, where γ
is the gyromagnetic ratio. It is noted that the phase angle is different from the field value by a constant factor γ
(Larmor law). Due to the finite dimension of a voxel (for example, d0
= 128 micron in our simulation), its voxel signal is formed by a vector sum of all spin packets (or isochromats) inside the voxel, called intravoxel dephasing integration [19
]. For a d0
voxel at discrete position [xn, yn, zn
], its BOLD signal is formed by
where the echo time TE is explicitly retained to remind of the TE dependence of voxel signal (as will be demonstrated in our simulation later).
From voxel signal values to a multivoxel image
After calculating the voxel signals for all voxels in the FOV (with a specific TE), we assemble the voxel signal values into a 3D MR matrix according to the voxelization scheme in Eq. (6) by
which is complex-valued and explicitly TE-dependent.

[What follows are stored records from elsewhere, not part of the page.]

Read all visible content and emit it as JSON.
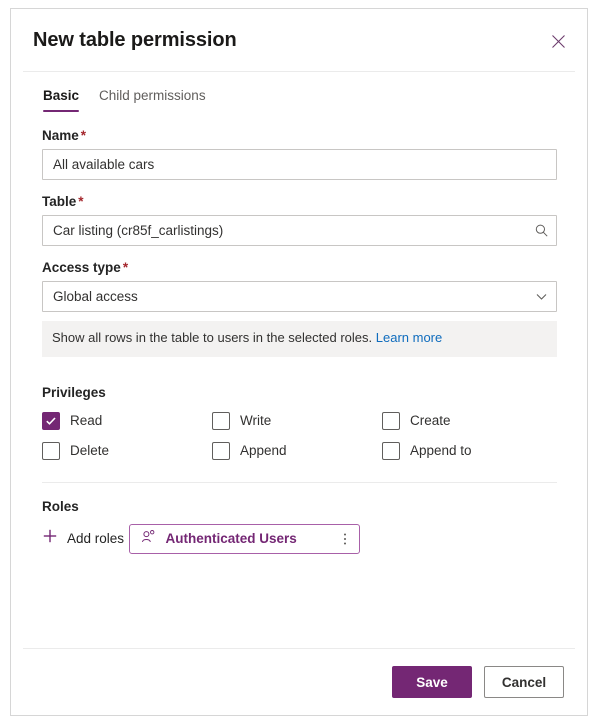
{
  "dialog": {
    "title": "New table permission",
    "close_icon": "close-icon"
  },
  "tabs": [
    {
      "label": "Basic",
      "active": true
    },
    {
      "label": "Child permissions",
      "active": false
    }
  ],
  "form": {
    "name": {
      "label": "Name",
      "required": "*",
      "value": "All available cars"
    },
    "table": {
      "label": "Table",
      "required": "*",
      "value": "Car listing (cr85f_carlistings)",
      "icon": "search-icon"
    },
    "access_type": {
      "label": "Access type",
      "required": "*",
      "value": "Global access",
      "icon": "chevron-down-icon"
    },
    "info": {
      "text": "Show all rows in the table to users in the selected roles.",
      "link": "Learn more"
    }
  },
  "privileges": {
    "title": "Privileges",
    "items": [
      {
        "label": "Read",
        "checked": true
      },
      {
        "label": "Write",
        "checked": false
      },
      {
        "label": "Create",
        "checked": false
      },
      {
        "label": "Delete",
        "checked": false
      },
      {
        "label": "Append",
        "checked": false
      },
      {
        "label": "Append to",
        "checked": false
      }
    ]
  },
  "roles": {
    "title": "Roles",
    "add_label": "Add roles",
    "add_icon": "plus-icon",
    "chips": [
      {
        "label": "Authenticated Users",
        "icon": "person-icon",
        "menu_icon": "more-vertical-icon"
      }
    ]
  },
  "footer": {
    "save_label": "Save",
    "cancel_label": "Cancel"
  },
  "colors": {
    "accent": "#742774",
    "link": "#0f6cbd",
    "required": "#a4262c",
    "banner_bg": "#f3f2f1"
  }
}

Since the MR magnitude image contrast is due to a spatial distribution of voxel signal decay, we are concerned with the magnitude loss. For the phase image, we are concerned with the phase angle accumulation during the period of TE. The magnitude loss map and phase accumulation map for a given TE are calculated by
= 0]|denotes the non-decay initial magnitude image and
= 0] the initial phase image. Henceforth, we will denote the MR magnitude and phase images as A[xn
] and P[xn
In the forward BOLD fMRI calculation, we obtain a pair of MR magnitude image and phase image by Eq. (9). Considering the NAB[xn, yn, zn] (the voxelized version of the NAB(x, y, z) in Eq. (6)) as the neuronal origin, the conventional neuroimaging effort consists in establishing a backward mapping from the MR magnitude images to the neuronal origin, as designated by "A ~ NAB" in Figure . Under a linear neuruovascular coupling model, we simplify the mapping between the vascular response (Δχ[x, y, z]) and the neuronal origin (NAB[x, y, z]) by a linear mapping in Eq. (4). On one hand, Δχ represents the vascular response to the neuronal origin under a neurovascular coupling process; on the other hand, it plays a vascular origin for the T2*MRI detection. In this paper, we will focus on the backward mapping from the MR magnitude image to its vascular origin as designated by "A~Δχ" in Figure .
It is known that the underlying source of BOLD fMRI is the susceptibility-expressed BOLD state, which is highly dependent upon the vasculature configuration in the FOV. To reduce the effect of vessel randomness on our numerical simulation, we propose to measure the similarity of the MR magnitude image A[xn, yn, zn] and the predefined BOLD susceptibility map Δχ[xn, yn, zn] by a spatial correlation coefficient as defined by
Where cov(x, y) denotes the covariance between vector x and y, std(x) the standard deviation, and ":" a nD-to-1D operator (as used by Matlab language) that reorders a high-dimensional array entries into one dimensional vector. The correlation coefficient defined in Eq. (10) gives rise to corrA
[0, 1] with corrA = 1 for a perfect match (linear mapping) and corrA ≠1 for mismatch (nonlinear mapping). Since there is little decay for a short relaxation time (A[xn
]→0 for TE
→ 0), a meaningful corrA(TE
) should be evaluated at a relative long TE
> 0). However, a long TE
will also introduce a diffusion smearing effect, which is not addressed herein. It is noted that corrA defined in Eq. (10) is a numerical measure of the backward mapping "A~Δχ" in Figure , which connotes the magnitude-vs-susceptibility correlation.
Likewise, we can measure the spatial correlation between the MR phase image P[xn, yn, zn; TE] and the fieldmap ΔB[xn, yn, zn] by
Likely, corrP is a numerical measure of the phase-vs-fieldmap correlation, a backward mapping designated by "P~ΔB" in Figure .
In summary, our computational BOLD fMRI model can be used for backward mappings: magnitude-vs-susceptibility correlation (corrA) and phase-vs-fieldmap correlation (corrP) by Eqs. (10) and (11), respectively. The goal of conventional neuroimaging and brain mapping is to render a backward mapping from MR magnitude image to neuronal origin, which consist of two steps: from the MR magnitude image to its vascular origin (as designated by "A~Δχ" and numerically measured by corrA) and then from the vascular response to its neuronal origin. In this paper, we are concerned with the mapping of "A~Δχ", with which we show the effect of MRI technology on the imaging performance of BOLD fMRI.